ANZAC day has always been an uneasy day for me. You know that you’re supposed to feel connected to this ‘most sacred day on Australia’s calendar’ as Scott Morrison recently put it, and yet you don’t feel like you are quite a part of it. It is a day where I have felt grateful for the freedoms that Australia affords me, yet, when I have seen all the photos of people showing the photos and medals of their grandfathers, I felt excluded. It made me feel even more like I was dangling across the ocean somewhere between my country of origin and Australia.

And in the past, I know that at the local ANZAC parade other ex-soldiers of other countries were invited to take part in the march. It came as a surprise that Australia welcomed and embraced other military men who are now Australians. Yet, even that, never really made me feel like I was a part of the day. 

It is not a case that I don’t connect to the ANZACs themselves. I have never been able to muster up the courage to go the dawn service, because I think I would just be too emotional. On any regular day, I just have to walk around the ANZAC memorial at King’s Park in Perth and start fighting back the tears.

No, it came down to me just never having that photo of the person that connected me to ANZAC day. That was until ANZAC day 2021. Until I saw the photo of Alec McLellan. I finally connected. Here was a person who I never met, but I can say made a sacrifice and have a personal connection to my family. A name and a face that connects me to the history of Australia.

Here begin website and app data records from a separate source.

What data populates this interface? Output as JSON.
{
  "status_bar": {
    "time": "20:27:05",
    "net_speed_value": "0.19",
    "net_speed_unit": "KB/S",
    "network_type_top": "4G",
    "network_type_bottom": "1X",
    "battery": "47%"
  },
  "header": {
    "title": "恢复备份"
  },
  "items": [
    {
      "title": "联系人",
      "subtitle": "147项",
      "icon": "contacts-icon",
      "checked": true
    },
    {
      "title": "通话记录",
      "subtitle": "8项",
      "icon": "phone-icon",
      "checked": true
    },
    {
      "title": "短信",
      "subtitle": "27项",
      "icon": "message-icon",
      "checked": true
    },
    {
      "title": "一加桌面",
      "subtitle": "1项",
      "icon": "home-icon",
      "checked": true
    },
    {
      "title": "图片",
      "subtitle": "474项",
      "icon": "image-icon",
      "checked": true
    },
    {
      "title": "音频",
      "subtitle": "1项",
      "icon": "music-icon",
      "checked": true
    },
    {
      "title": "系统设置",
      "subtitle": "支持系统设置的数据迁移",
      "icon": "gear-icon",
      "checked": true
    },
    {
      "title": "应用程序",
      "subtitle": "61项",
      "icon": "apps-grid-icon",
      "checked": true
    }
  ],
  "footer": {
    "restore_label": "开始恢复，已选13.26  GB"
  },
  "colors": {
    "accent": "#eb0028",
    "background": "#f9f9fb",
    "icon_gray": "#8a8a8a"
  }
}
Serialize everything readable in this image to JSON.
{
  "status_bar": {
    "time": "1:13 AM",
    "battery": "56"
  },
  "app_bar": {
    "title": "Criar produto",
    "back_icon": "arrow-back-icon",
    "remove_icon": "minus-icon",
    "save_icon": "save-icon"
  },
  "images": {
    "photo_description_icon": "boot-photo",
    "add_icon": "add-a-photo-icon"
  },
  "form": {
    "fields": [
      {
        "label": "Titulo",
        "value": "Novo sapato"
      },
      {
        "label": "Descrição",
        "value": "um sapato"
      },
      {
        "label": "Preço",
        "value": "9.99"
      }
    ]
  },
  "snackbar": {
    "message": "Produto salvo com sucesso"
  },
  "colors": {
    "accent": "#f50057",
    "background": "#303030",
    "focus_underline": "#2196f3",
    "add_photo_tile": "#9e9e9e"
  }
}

Alec’s son, Richard, was instrumental in our journey to Australia. When we thought we’ll just go to Cambodia for 18 months and then return to South Africa, Richard was the man who saw the potential in my husband to do ground-breaking conservation work in Cambodia. He encouraged us to come to Australia, and he helped pave the way for us to be here. None of this would be possible if it wasn’t for the sacrifices his father, Alec made.Today, although I acknowledge all ANZACs, I salute Alec McLellan- a man who fought for the freedom that my family and I have today. He fought for a free world. For people to be able to make free choices, beyond tyranny and fascism. For me. For my family.